The best measure of the quality of your dog’s food is their poop. If there’s lot of it and it’s slightly soft and yellow, then you’re probably feeding grains. You want to see smaller, dark poops which indicate that your dog is digesting most of the food they are eating. And that’s a fine way to choose.
The other thing to watch is the protein level. German Shepherds and other big dogs are typically switched off of puppy food at 6 months. Puppy food typically has very high levels of protein for growth. But if your puppy grows too quickly, they can be more susceptible to joint problems. You want your puppy to grow slowly and steadily so that all parts of the body are growing at the same rate. And older, less active dogs have a problem with too much protein which ends up being hard on their kidneys.
Bloat gets a section all by itself because you REALLY want to avoid this condition. More properly called “torsion” it stems from your dog’s stomach twisting or flipping around and trapping whatever is inside. This is a very serious condition that requires immediate invasive surgery or your dog could die.

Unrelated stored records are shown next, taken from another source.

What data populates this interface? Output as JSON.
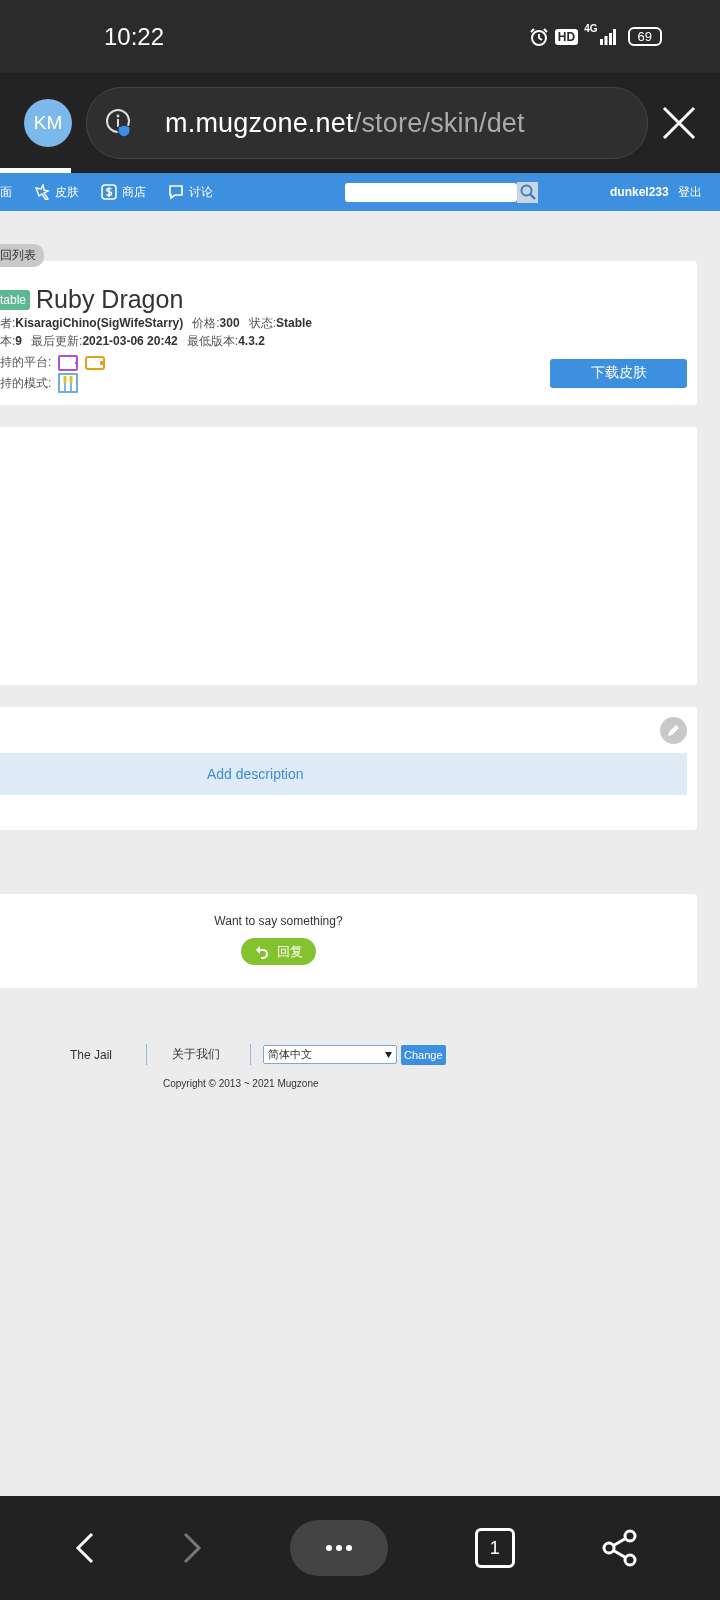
{
  "status_bar": {
    "time": "10:22",
    "hd": "HD",
    "network": "4G",
    "battery": "69"
  },
  "browser": {
    "avatar": "KM",
    "url_host": "m.mugzone.net",
    "url_path": "/store/skin/det"
  },
  "nav": {
    "items": [
      {
        "label": "面"
      },
      {
        "label": "皮肤"
      },
      {
        "label": "商店"
      },
      {
        "label": "讨论"
      }
    ],
    "user": "dunkel233",
    "logout": "登出"
  },
  "back_link": "回列表",
  "skin": {
    "badge": "table",
    "title": "Ruby Dragon",
    "meta_rows": [
      [
        {
          "label": "者:",
          "value": "KisaragiChino(SigWifeStarry)"
        },
        {
          "label": "价格:",
          "value": "300"
        },
        {
          "label": "状态:",
          "value": "Stable"
        }
      ],
      [
        {
          "label": "本:",
          "value": "9"
        },
        {
          "label": "最后更新:",
          "value": "2021-03-06 20:42"
        },
        {
          "label": "最低版本:",
          "value": "4.3.2"
        }
      ]
    ],
    "platforms_label": "持的平台:",
    "modes_label": "持的模式:",
    "download": "下载皮肤"
  },
  "description": {
    "add": "Add description"
  },
  "comments": {
    "prompt": "Want to say something?",
    "reply": "回复"
  },
  "footer": {
    "links": [
      "The Jail",
      "关于我们"
    ],
    "language": "简体中文",
    "change": "Change",
    "copyright": "Copyright © 2013 ~ 2021 Mugzone"
  },
  "bottom_bar": {
    "back_disabled": false,
    "forward_disabled": true,
    "tabs": "1"
  }
}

There is a lot of advice out there about how to prevent it. Feed your dog standing up. Don’t feed your dog standing up. Feed your dog a mix of dry and wet food. Etc., etc.

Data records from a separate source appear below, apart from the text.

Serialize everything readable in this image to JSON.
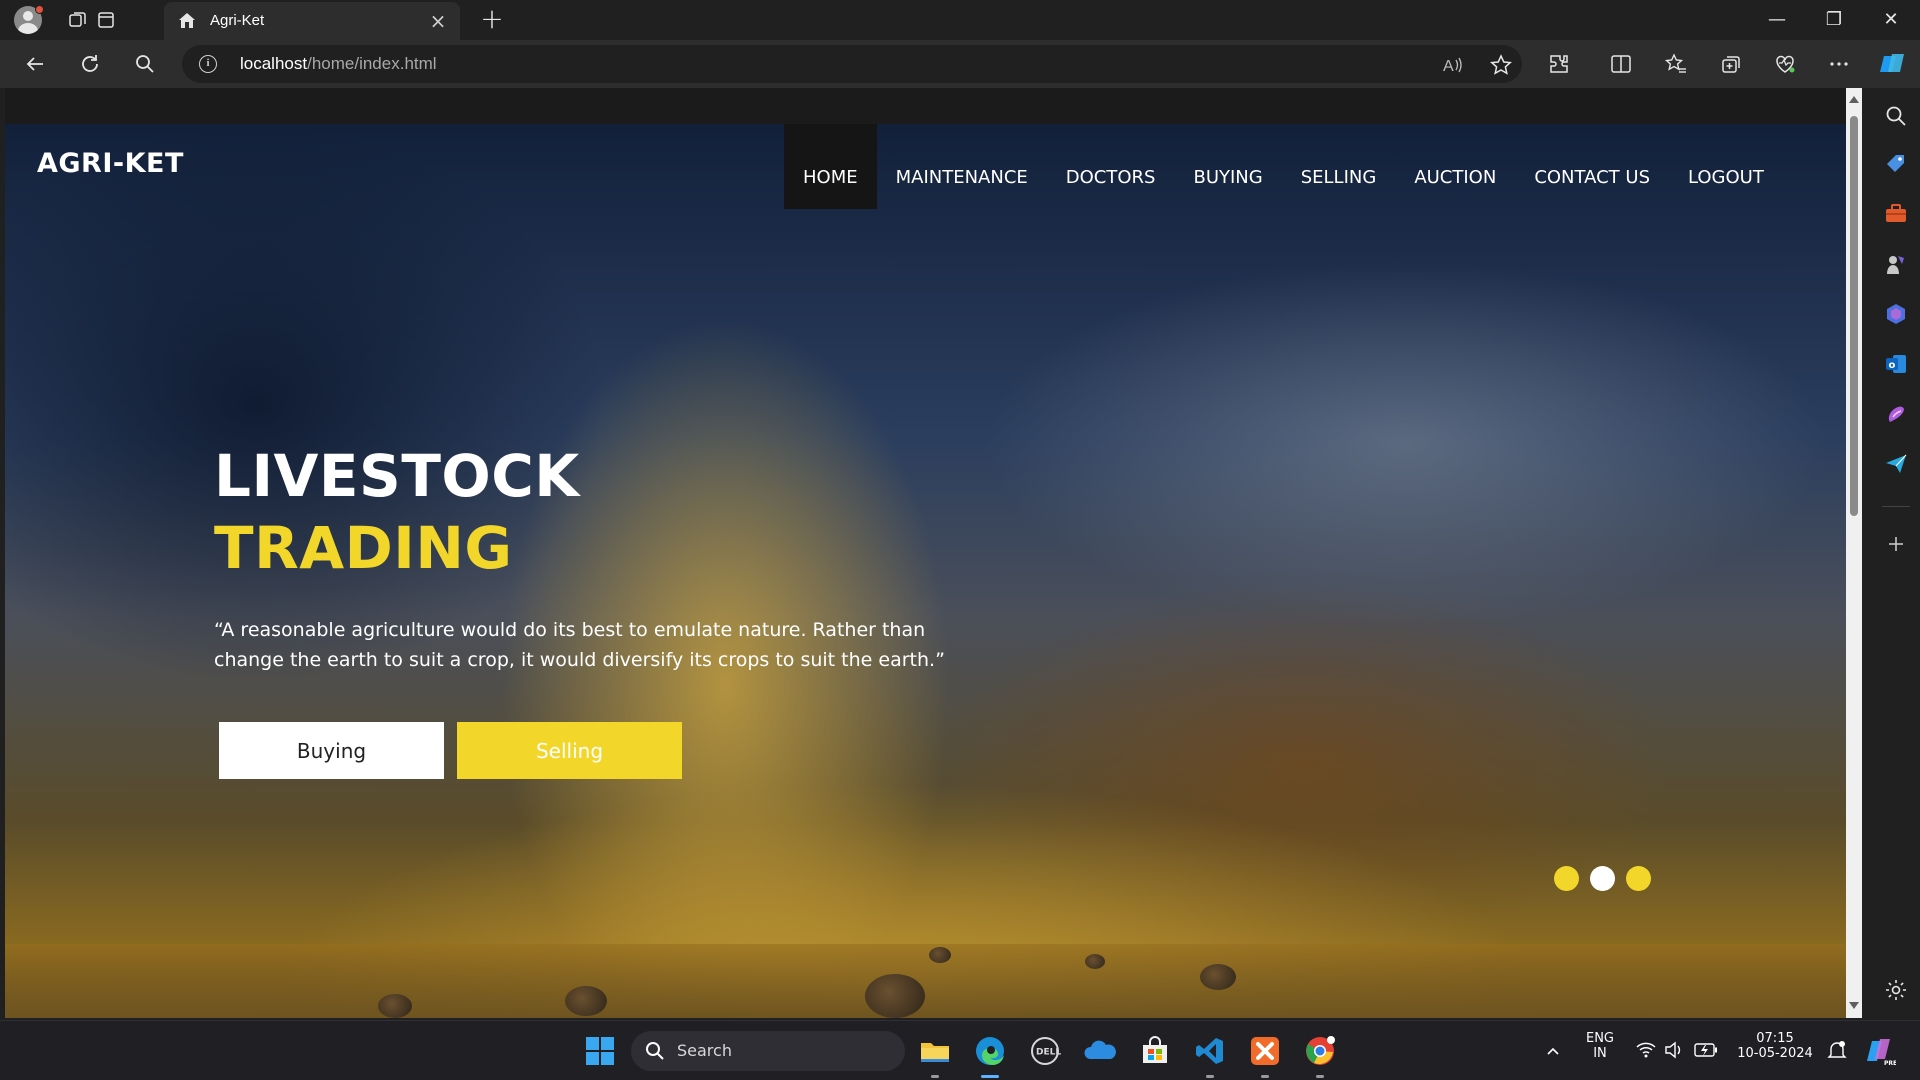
{
  "browser": {
    "tab_title": "Agri-Ket",
    "address_host": "localhost",
    "address_path": "/home/index.html",
    "window_controls": {
      "minimize": "—",
      "restore": "❐",
      "close": "✕"
    }
  },
  "site": {
    "brand": "AGRI-KET",
    "menu": [
      {
        "label": "HOME",
        "active": true
      },
      {
        "label": "MAINTENANCE",
        "active": false
      },
      {
        "label": "DOCTORS",
        "active": false
      },
      {
        "label": "BUYING",
        "active": false
      },
      {
        "label": "SELLING",
        "active": false
      },
      {
        "label": "AUCTION",
        "active": false
      },
      {
        "label": "CONTACT US",
        "active": false
      },
      {
        "label": "LOGOUT",
        "active": false
      }
    ],
    "hero": {
      "headline_line1": "LIVESTOCK",
      "headline_line2": "TRADING",
      "quote_line1": "“A reasonable agriculture would do its best to emulate nature. Rather than",
      "quote_line2": "change the earth to suit a crop, it would diversify its crops to suit the earth.”",
      "buy_button": "Buying",
      "sell_button": "Selling"
    },
    "carousel": {
      "count": 3,
      "active_index": 1
    },
    "colors": {
      "accent": "#f2d72a",
      "white": "#ffffff",
      "active_menu_bg": "#151515"
    }
  },
  "taskbar": {
    "search_label": "Search",
    "lang_line1": "ENG",
    "lang_line2": "IN",
    "time": "07:15",
    "date": "10-05-2024",
    "apps": [
      "start-icon",
      "file-explorer-icon",
      "edge-icon",
      "dell-icon",
      "onedrive-icon",
      "store-icon",
      "vscode-icon",
      "xampp-icon",
      "chrome-icon"
    ]
  }
}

That’s one reason I recommend feeding twice a day. One big meal turns your dog’s stomach into a heavier pendulum that could more easily flip. In addition to that the best advice is to not let your dog play exuberantly for an hour after feeding. This may mean crating your puppy after meals just to keep them from running around, but that’s OK. Also, it’s all right for your dog to drink a bit of water after eating. However, you don’t want to let your GSD slurp down a quart of water on top of a meal.
The bottom line is that no one knows exactly what causes bloat. Take the preventive actions of smaller meals, no gulping water and no vigorous exercise after eating. After that, like the rest of us, keep an eye on your dog especially after eating.

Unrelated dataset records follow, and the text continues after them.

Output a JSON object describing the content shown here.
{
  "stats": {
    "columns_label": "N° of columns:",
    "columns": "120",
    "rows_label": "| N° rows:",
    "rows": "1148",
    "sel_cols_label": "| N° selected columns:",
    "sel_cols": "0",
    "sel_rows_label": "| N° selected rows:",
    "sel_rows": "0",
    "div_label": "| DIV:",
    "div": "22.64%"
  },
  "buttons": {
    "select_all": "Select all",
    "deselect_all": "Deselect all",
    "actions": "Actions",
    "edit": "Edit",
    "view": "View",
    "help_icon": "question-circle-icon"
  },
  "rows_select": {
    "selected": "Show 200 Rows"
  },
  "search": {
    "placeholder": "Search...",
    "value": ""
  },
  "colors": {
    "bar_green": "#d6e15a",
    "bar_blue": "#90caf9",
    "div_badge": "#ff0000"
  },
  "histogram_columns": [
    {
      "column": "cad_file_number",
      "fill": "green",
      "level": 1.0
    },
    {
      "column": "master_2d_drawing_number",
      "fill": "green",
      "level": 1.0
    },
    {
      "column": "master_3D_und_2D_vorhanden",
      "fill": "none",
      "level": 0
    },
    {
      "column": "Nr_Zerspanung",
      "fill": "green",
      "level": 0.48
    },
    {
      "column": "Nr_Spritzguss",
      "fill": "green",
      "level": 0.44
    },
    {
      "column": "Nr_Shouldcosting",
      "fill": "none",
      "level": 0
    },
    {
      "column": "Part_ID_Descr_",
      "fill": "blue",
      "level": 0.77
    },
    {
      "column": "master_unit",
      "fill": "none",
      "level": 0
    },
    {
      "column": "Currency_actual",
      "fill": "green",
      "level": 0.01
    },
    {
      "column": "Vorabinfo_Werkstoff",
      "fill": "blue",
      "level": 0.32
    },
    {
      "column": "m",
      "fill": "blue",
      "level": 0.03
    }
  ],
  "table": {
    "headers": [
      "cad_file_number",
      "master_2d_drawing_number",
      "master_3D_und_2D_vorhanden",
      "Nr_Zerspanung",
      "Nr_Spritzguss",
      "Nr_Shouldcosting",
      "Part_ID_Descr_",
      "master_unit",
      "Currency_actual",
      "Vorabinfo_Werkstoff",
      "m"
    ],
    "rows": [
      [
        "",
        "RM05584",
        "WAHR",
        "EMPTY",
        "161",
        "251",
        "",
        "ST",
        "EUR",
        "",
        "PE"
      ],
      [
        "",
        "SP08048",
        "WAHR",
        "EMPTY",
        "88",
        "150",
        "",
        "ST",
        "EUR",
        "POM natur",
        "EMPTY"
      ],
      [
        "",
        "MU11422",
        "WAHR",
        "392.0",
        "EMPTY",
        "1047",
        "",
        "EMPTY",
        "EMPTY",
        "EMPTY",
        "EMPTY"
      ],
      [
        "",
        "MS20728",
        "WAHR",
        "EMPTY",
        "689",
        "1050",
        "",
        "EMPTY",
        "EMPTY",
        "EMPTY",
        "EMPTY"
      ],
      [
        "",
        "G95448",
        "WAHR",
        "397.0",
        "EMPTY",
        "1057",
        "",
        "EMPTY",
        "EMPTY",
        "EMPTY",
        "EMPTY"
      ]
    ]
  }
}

Keep Your Dog Away From These Toxic Foods
Everyone knows that chocolate is bad for dogs. Too much chocolate can kill a dog. But it takes even smaller amount of raisins or grapes. There are several other foods that can be toxic to dogs including macadamia nuts, onions, raw bread dough, Xylitol and many other foods. Longer lists can be found almost everywhere including with your vet and good pet supply stores.
Excessively spicy, rich, fatty or greasy food should be avoided as these foods can upset your dog’s stomach and/or cause diarrhea. Trust me, there’s nothing worse than coming home from work at noon and realizing that all the marrow in that last inch and a half of the elk bone was more rich food than your dog’s intestinal tract could handle! Basically avoid anything far away from your dog’s regular food.
Canine diet and nutrition can be just as complicated as human diet and nutrition. In the United States, The Association of American Feed Control Officials (AAFCO) should have a label on your dog’s food. Not a governmental agency, nonetheless their recommendations have become the foundation for most state laws and regulations for pet foods. They certify that the food provides adequate nutrition for your dog. Glance at that label. Sometimes it states the certification for a particular age group such as growth or adult maintenance.
Our dogs are completely dependent on us for making sure their nutritional needs are met. The least we can do is make the best feeding choices for our best friends.